(Data entries)
>>

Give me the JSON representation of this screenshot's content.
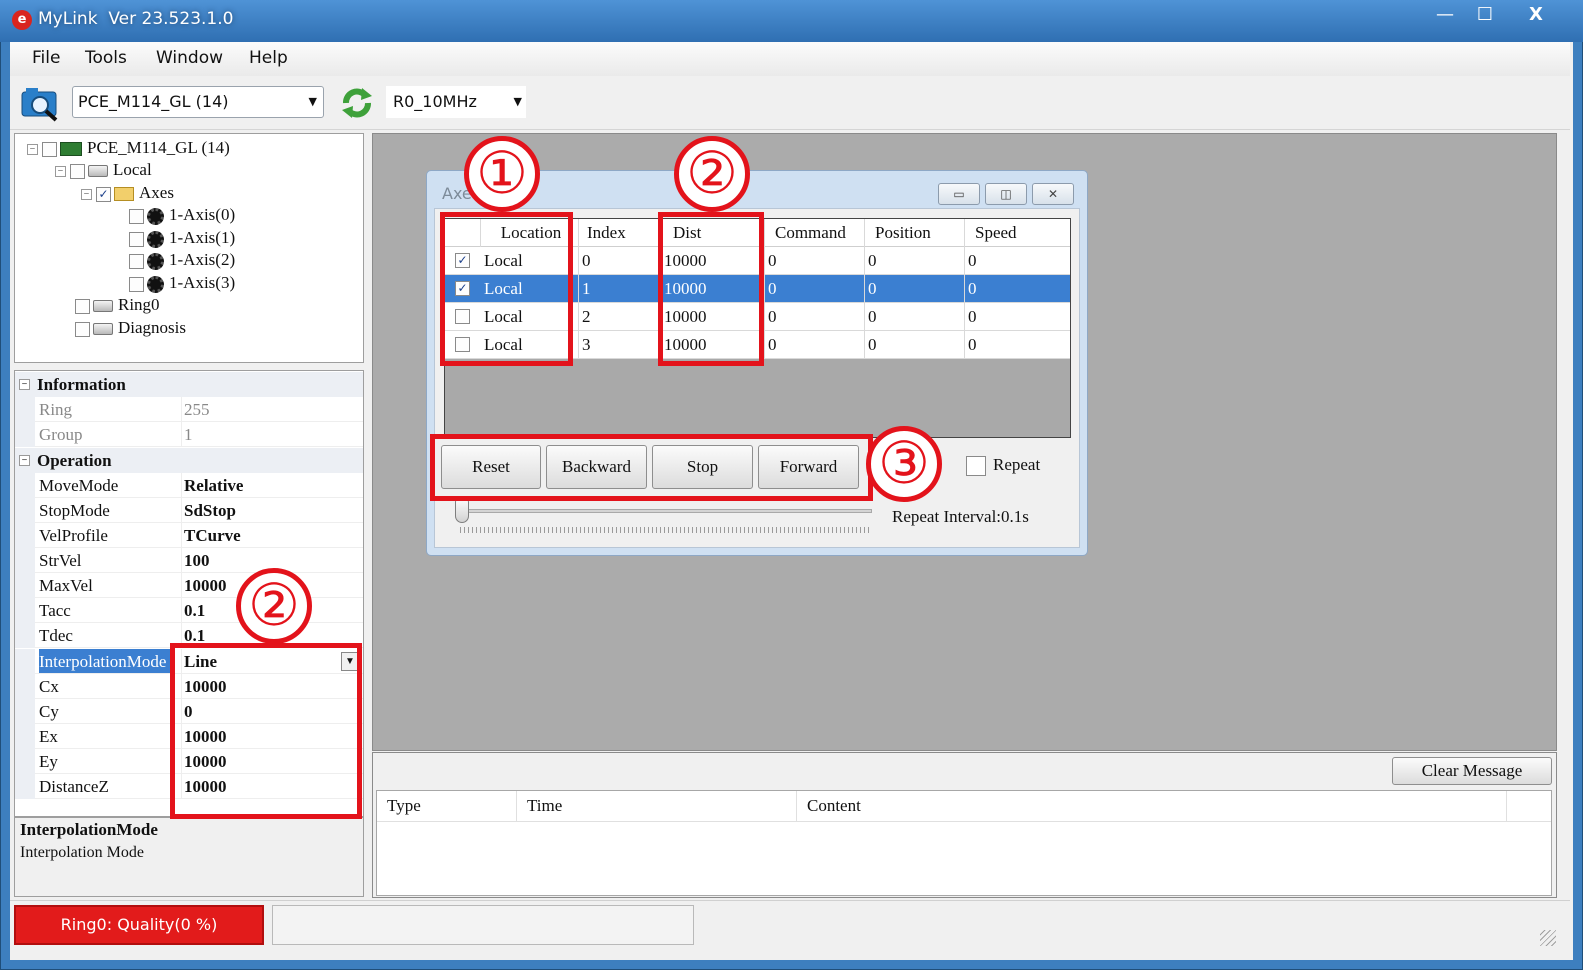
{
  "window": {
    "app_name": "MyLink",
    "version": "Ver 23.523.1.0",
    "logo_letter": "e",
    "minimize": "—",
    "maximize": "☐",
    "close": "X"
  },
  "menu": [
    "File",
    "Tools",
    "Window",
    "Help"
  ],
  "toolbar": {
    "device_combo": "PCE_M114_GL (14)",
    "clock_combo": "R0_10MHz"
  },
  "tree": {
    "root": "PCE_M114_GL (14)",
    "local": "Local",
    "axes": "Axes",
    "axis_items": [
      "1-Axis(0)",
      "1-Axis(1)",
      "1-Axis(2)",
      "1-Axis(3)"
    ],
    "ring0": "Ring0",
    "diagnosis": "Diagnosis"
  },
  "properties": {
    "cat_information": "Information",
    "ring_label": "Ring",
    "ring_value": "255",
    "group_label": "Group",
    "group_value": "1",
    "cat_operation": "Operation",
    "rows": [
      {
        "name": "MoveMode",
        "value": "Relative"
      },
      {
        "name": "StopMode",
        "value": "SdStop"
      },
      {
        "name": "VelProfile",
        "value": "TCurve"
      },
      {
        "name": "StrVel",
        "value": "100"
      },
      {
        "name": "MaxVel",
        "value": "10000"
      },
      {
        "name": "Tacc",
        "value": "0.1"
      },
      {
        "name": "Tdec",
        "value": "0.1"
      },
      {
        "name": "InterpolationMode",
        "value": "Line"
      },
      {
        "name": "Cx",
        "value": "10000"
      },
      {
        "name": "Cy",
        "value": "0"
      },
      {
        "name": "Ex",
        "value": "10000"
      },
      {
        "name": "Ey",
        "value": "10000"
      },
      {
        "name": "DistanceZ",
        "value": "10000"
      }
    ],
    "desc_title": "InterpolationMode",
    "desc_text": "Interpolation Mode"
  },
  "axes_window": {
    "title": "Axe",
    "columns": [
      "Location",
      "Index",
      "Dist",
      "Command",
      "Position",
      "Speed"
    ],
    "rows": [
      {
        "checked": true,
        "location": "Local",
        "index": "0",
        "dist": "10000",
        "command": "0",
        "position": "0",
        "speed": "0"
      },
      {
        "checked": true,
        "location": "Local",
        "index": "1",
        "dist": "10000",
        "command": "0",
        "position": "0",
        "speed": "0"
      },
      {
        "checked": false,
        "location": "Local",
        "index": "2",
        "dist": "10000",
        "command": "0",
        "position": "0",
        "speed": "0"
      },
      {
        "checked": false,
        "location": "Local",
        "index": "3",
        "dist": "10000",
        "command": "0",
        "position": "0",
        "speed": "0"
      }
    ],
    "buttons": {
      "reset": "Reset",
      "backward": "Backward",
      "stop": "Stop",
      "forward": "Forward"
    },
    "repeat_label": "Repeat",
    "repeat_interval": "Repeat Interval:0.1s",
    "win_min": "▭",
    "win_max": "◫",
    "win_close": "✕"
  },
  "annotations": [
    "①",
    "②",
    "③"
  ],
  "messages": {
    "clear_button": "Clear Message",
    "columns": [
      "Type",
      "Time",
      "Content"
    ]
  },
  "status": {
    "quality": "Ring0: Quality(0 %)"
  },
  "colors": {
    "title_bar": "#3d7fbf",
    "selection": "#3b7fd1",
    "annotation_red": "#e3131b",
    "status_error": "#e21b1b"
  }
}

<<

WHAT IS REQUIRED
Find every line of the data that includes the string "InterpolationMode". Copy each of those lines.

SOLUTION
        "name": "InterpolationMode",
    "desc_title": "InterpolationMode",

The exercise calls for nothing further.